I went to buy a single pup but came home with two. They answered to their names, but I could say “Boys,” and their ears lifted. “Boys, load up!” put them into jackrabbit mode. They could spring waist-high into my pickup truck. They loved going to the office—or anywhere—with me.
I would snap my fingers, and they knew what that meant. Andy would leap into his leather wingchair in my office, and Amos would sail into his chair. They’d curl up and snooze for four hours, occasionally lifting their heads to make sure I was still behind my desk. But if I stood up and put on my suit coat or they heard the jingle of my computer shutting down, the schnauzer brothers were on full alert.
If a dog is truly a man’s best friend, I had two loyal four-legged buddies. Pam declared they could hear my truck before I ever turned in the gate. Amos and Andy didn’t wear watches, but they knew their routines. If I was reading a book, watching TV or pecking on my laptop, they were likely curled up by or on my feet.
But at 9:30 in the evening, they’d look up as if to say, “All right, you know it’s time for our walk.” When they were satisfied that I had acknowledged them, they trotted over to the door.

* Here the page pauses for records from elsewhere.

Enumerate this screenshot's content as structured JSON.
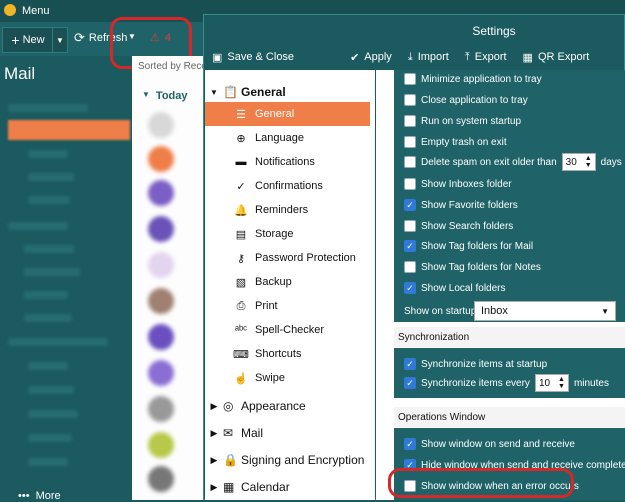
{
  "app": {
    "menu_label": "Menu"
  },
  "toolbar": {
    "new_label": "New",
    "refresh_label": "Refresh",
    "warning_count": "4"
  },
  "nav": {
    "title": "Mail",
    "more_label": "More"
  },
  "msglist": {
    "sorted_label": "Sorted by Received",
    "today_label": "Today"
  },
  "settings": {
    "title": "Settings",
    "toolbar": {
      "save_close": "Save & Close",
      "apply": "Apply",
      "import": "Import",
      "export": "Export",
      "qr_export": "QR Export"
    },
    "tree": {
      "general": "General",
      "items": [
        "General",
        "Language",
        "Notifications",
        "Confirmations",
        "Reminders",
        "Storage",
        "Password Protection",
        "Backup",
        "Print",
        "Spell-Checker",
        "Shortcuts",
        "Swipe"
      ],
      "appearance": "Appearance",
      "mail": "Mail",
      "signing": "Signing and Encryption",
      "calendar": "Calendar"
    },
    "options": {
      "minimize_tray": "Minimize application to tray",
      "close_tray": "Close application to tray",
      "run_startup": "Run on system startup",
      "empty_trash": "Empty trash on exit",
      "delete_spam": "Delete spam on exit older than",
      "delete_spam_value": "30",
      "days": "days",
      "show_inboxes": "Show Inboxes folder",
      "show_favorite": "Show Favorite folders",
      "show_search": "Show Search folders",
      "show_tag_mail": "Show Tag folders for Mail",
      "show_tag_notes": "Show Tag folders for Notes",
      "show_local": "Show Local folders",
      "show_on_startup": "Show on startup:",
      "startup_value": "Inbox"
    },
    "sync": {
      "header": "Synchronization",
      "at_startup": "Synchronize items at startup",
      "every": "Synchronize items every",
      "every_value": "10",
      "minutes": "minutes"
    },
    "ops": {
      "header": "Operations Window",
      "show_send_receive": "Show window on send and receive",
      "hide_complete": "Hide window when send and receive completes",
      "show_error": "Show window when an error occurs"
    }
  }
}
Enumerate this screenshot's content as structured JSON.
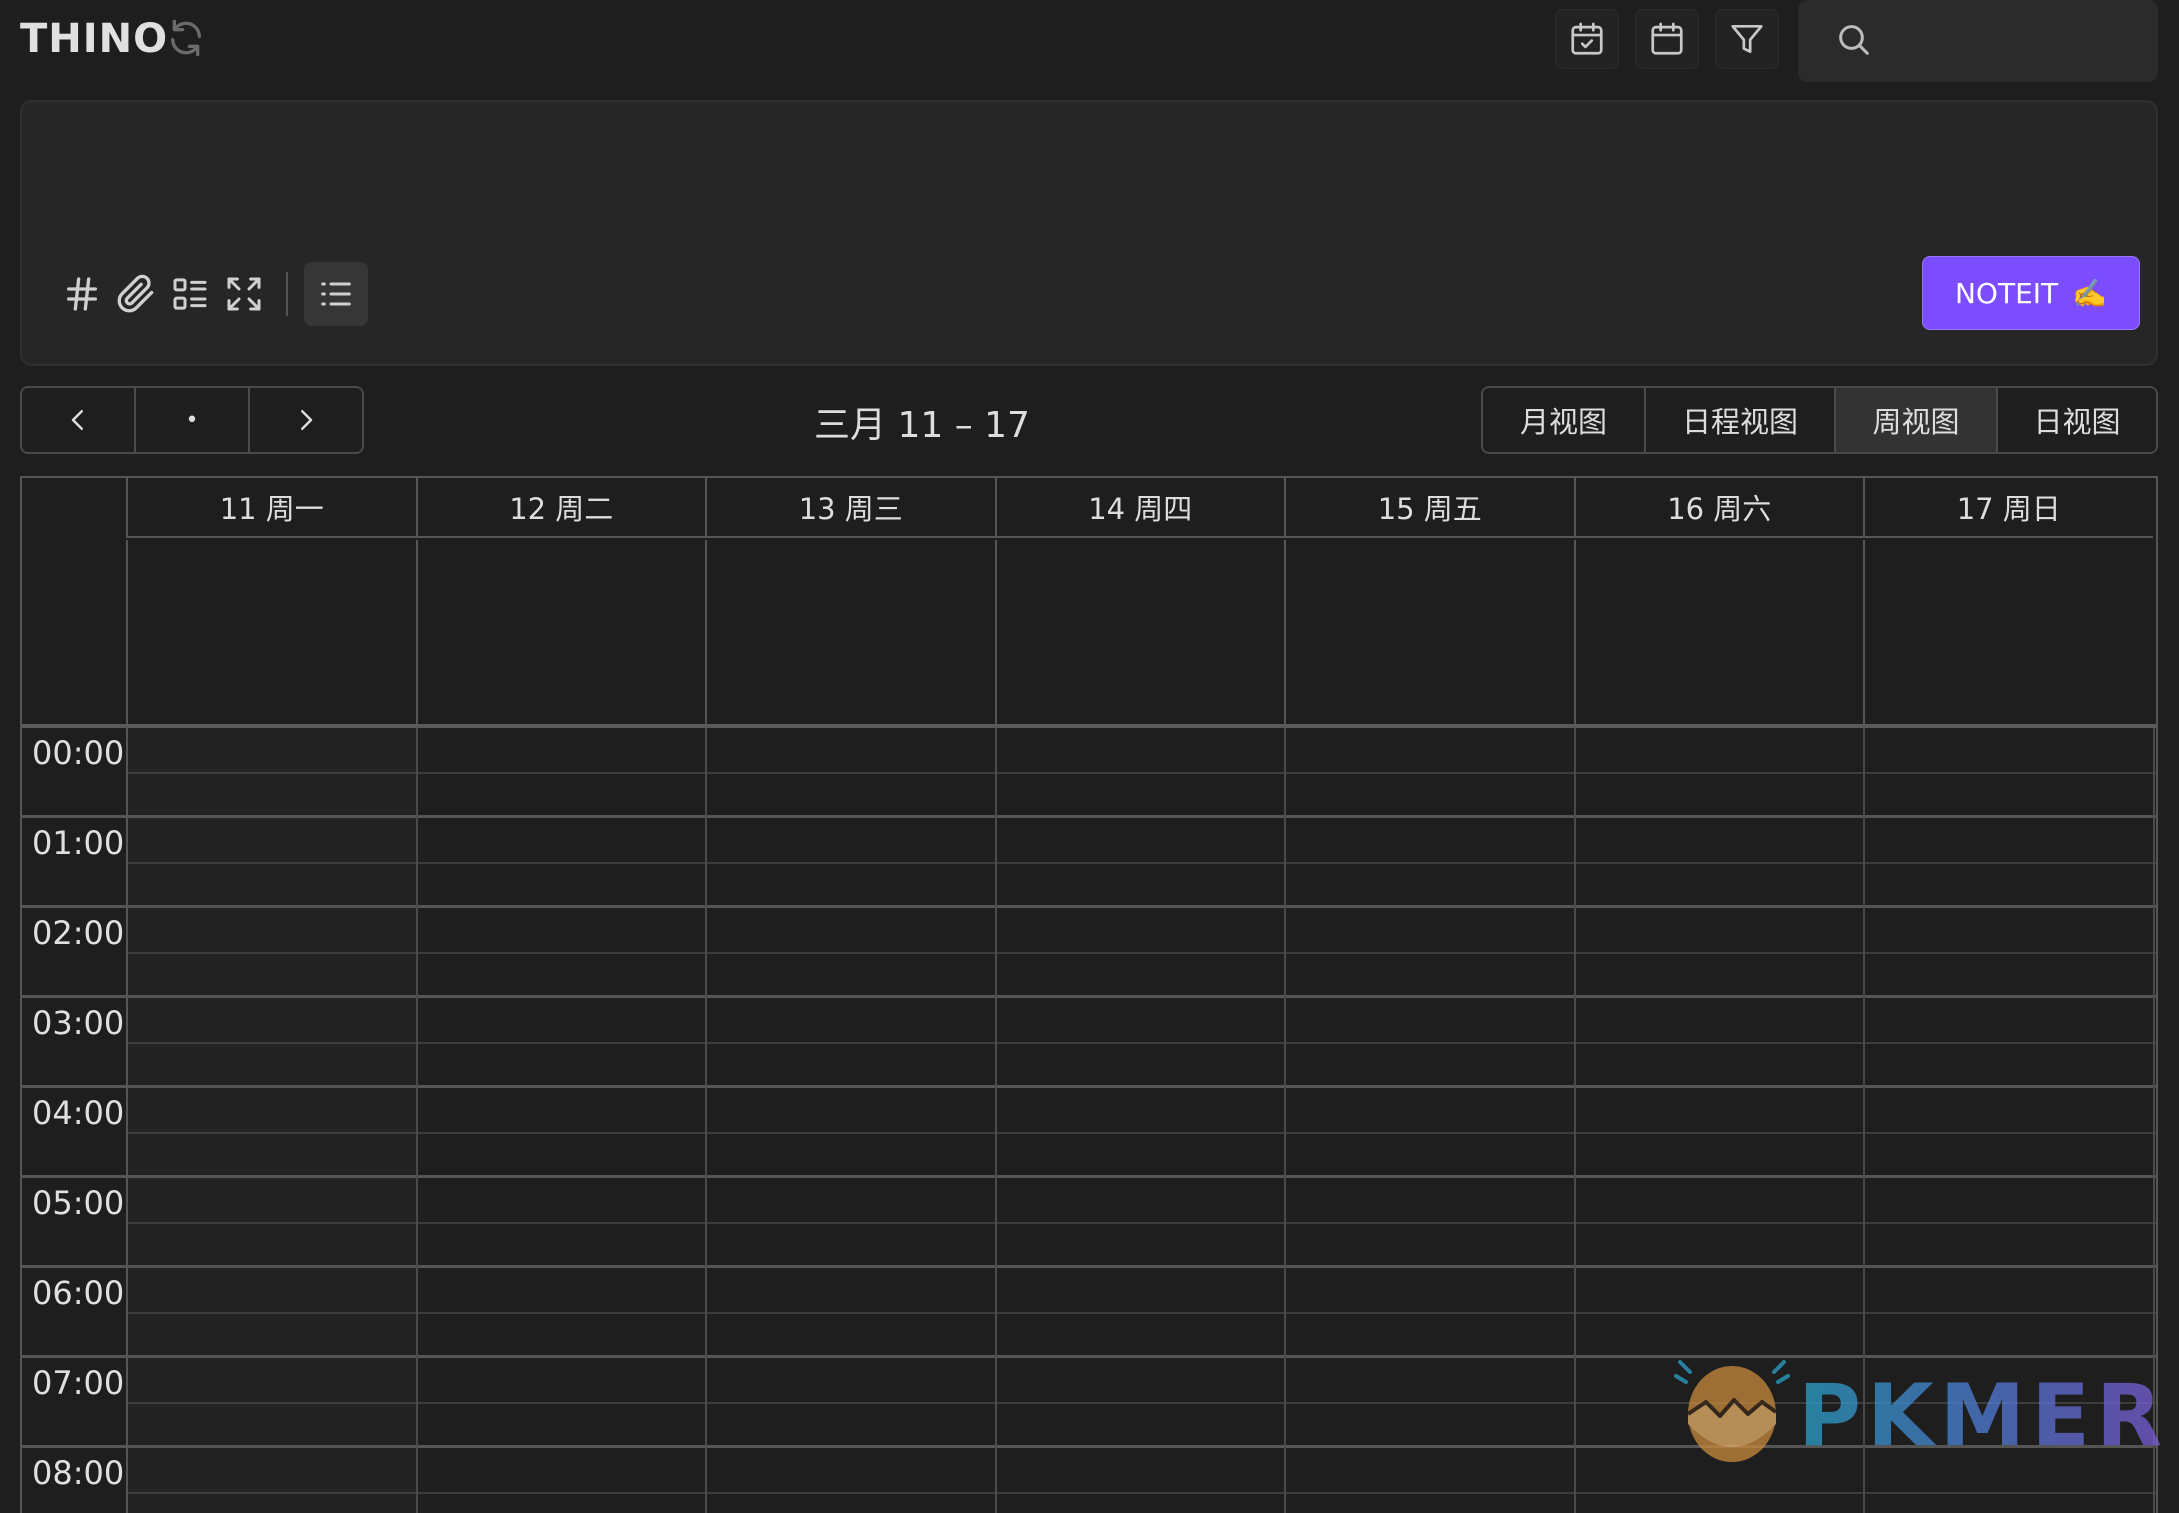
{
  "app": {
    "title": "THINO"
  },
  "header": {
    "search": {
      "placeholder": ""
    }
  },
  "editor": {
    "placeholder": "",
    "submit_label": "NOTEIT",
    "submit_emoji": "✍️"
  },
  "calendar": {
    "nav": {
      "prev": "‹",
      "today": "•",
      "next": "›"
    },
    "range_title": "三月 11 – 17",
    "views": [
      {
        "label": "月视图",
        "active": false
      },
      {
        "label": "日程视图",
        "active": false
      },
      {
        "label": "周视图",
        "active": true
      },
      {
        "label": "日视图",
        "active": false
      }
    ],
    "days": [
      "11 周一",
      "12 周二",
      "13 周三",
      "14 周四",
      "15 周五",
      "16 周六",
      "17 周日"
    ],
    "hours": [
      "00:00",
      "01:00",
      "02:00",
      "03:00",
      "04:00",
      "05:00",
      "06:00",
      "07:00",
      "08:00"
    ]
  },
  "watermark": {
    "text": "PKMER"
  },
  "colors": {
    "accent": "#7c4dff",
    "background": "#1e1e1e",
    "panel": "#262626"
  }
}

Amos died two years ago, just the way I would prefer. One morning he didn’t wake up.Andy lived longer but flirted with death several times. The first close call was in 2012. The “Boys” and I were in Jesup. Andy had apparently gulped down something very bad, and it was hammering his liver. My longtime friend and veterinarian, Dr. Beau Hall, and his partner, Dr. David Barwick, were doing everything they could, but it was clear that Andy was in trouble, deep trouble. They advised that I might want to hurry back to Athens to the University of Georgia’s veterinarian hospital. However, Andy might not live through the four-hour trip.
There were three options: Stay, go to UGA or euthanasia.
David’s dad, Wallace Barwick, appeared. Wallace sensed the seriousness of the
moment, and he asked, “Would you mind if I prayed over Andy?” I nodded, and we
bowed our heads as Wallace laid his hands on Andy and talked to God. That
resolved my dilemma on Day 3 of the crisis. Andy was staying. Day 4 showed
hope. And by Day 14, Andy was ready to leap into my truck and head home.
A few years later, Andy was the very first emergency patient at UGA’s new $98 million veterinarian hospital. Again, he flirted with death but bounced back. The last several months were rugged for my silver-haired friend. He had long since given up on jumping in my truck or even my lap. Andy was feeling every bit of his 105 “human years.” He was having trouble walking. If he fell, Andy couldn’t get up. He was losing his vision.
His favorite pastime was sleeping, preferably in my lap with his head on my arm. And then Andy’s plumbing went awry. After an “accident,” he’d look at you as if to say, “I’m sorry. I didn’t mean to do that.”
Andy had been a proud dog. On a leash, he’d prance as if he was competing in the Westminster. Trips to the vet provided no hope. The time had come.
The comforting thought is that Amos and Andy are back together, buried by the black-board fence, on a hill, in the pasture.
When I drive by—on the way to the mule barn—I can say, “Hey, Boys.”